3) Though our physical bodies and the world will pass away with all its trends and fads, we belong to our Saviour Jesus whose saving work remains forever!

Because this is so Peter’s message is set your heart and your faith on God and live life not in an attempt to belong in this world but to love and serve Your brothers and sisters in Christ. That’s where St. Peter is pointing us towards in his epistle.

You have been born again through the living and abiding word of God, a Word that does not change or decay over time.  You have been forgiven all sin, born into eternal life with Christ which death can only interrupt for a short sleep…. And so St. Peter says, “conduct yourselves with fear throughout your time of exile.” (1 Pet 1:17b)  What he is saying here is not fear in the sense of terror of God but fear in the sense of deep respect for God, live in that way.  And he writes, purify your souls by obedience to the truth (1 Pet 1:22a).  Here he is saying get a right worldview, meaning set your heart on Christ and your hopes on all God gives you in Christ and not on the things of this world.  And especially he says to us, “love one another earnestly from a pure heart.” (1 Pet 1:22b)  These were Christ’s words to the apostles when He said, “A new commandment I give to you, love one another.” (John 13:34)  That’s what God’s call to us to as we belong to Him in this world.  Search not how to belong but how to be a blessing to those in the faith, those at Grace and all other Christians you know.  That’s what those do, Peter says, who have been born again, through the living and abiding Word of God.

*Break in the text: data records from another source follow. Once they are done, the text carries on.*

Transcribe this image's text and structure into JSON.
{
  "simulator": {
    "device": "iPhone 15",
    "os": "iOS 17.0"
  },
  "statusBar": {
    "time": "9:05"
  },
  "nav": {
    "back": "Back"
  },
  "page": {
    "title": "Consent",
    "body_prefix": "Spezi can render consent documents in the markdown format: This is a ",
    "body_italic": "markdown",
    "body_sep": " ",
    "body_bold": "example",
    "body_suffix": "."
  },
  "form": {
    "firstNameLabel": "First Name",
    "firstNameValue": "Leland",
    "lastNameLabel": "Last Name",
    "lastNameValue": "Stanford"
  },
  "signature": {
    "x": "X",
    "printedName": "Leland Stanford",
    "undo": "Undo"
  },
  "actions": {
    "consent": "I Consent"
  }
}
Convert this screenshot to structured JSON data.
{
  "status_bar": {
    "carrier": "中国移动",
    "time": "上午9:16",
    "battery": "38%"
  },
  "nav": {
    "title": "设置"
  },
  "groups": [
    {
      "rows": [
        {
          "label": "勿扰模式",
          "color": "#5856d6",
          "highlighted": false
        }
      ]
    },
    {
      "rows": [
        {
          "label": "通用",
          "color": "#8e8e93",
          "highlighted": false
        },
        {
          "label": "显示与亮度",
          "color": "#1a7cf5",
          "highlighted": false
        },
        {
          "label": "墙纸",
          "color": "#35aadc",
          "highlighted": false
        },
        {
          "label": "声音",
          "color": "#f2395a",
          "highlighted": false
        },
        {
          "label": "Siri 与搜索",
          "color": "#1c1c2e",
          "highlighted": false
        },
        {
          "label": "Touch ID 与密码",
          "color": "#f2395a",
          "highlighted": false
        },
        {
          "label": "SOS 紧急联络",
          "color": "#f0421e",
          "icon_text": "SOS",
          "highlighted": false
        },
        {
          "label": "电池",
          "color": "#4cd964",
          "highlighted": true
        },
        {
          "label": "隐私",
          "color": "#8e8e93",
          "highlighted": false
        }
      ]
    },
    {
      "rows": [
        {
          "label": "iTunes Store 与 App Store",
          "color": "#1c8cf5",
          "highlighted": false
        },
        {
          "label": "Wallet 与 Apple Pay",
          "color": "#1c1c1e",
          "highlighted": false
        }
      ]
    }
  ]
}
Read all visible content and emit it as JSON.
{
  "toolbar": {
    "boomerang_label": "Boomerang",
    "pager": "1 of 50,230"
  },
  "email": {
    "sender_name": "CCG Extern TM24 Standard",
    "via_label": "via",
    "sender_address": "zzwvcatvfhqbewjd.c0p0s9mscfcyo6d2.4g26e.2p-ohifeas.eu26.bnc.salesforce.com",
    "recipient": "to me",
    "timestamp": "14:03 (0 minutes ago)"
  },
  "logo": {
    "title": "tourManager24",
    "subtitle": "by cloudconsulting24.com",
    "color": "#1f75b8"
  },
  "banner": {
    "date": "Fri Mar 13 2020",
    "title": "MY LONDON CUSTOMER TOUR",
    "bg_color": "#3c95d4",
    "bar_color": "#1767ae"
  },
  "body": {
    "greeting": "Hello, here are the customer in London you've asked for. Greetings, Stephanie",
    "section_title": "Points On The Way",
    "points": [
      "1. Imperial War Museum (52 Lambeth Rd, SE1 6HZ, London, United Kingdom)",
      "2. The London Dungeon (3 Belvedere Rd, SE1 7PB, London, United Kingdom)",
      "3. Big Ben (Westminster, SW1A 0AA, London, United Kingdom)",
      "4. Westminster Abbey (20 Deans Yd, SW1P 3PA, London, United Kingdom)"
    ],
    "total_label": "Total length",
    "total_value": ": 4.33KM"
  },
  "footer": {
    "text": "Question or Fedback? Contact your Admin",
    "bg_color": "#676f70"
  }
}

Conclusion: When we were not yet born, we were at home in our mother’s womb, with a sense of belonging. Now that we have been born into this world, St. Peter shows us that we are truly exiles here, because there is nothing we can do to belong in the world marred by original sin. Because this is true, we reject the futile ways we try and fit into this world and place our faith and hope in God and in the word of the Lord which remains forever.

In your desire to belong St. Peter points you to Christ to whom you belong because He ransomed you from sin and death. Peter tells us that the way to live is not to follow the trends of the world. Rather, since you belong to Christ, Your Saviour’s call is to follow in His way of life which is the way of earnest brotherly love. That is a trend that will never fade, in this life or in the life to come. As Christ has loved you love one another. No need to try to find your place to belong because it will never happen here, on this Earth. In Christ and in His church you belong even more than you did in Your mother’s womb, because God is Your Creator, and His Son Jesus is your eternal Saviour. When He raises you from the dead and declares you righteous, then you will belong with Him and His redeemed in His new creation forever and ever. In Christ’s Holy Name. Amen.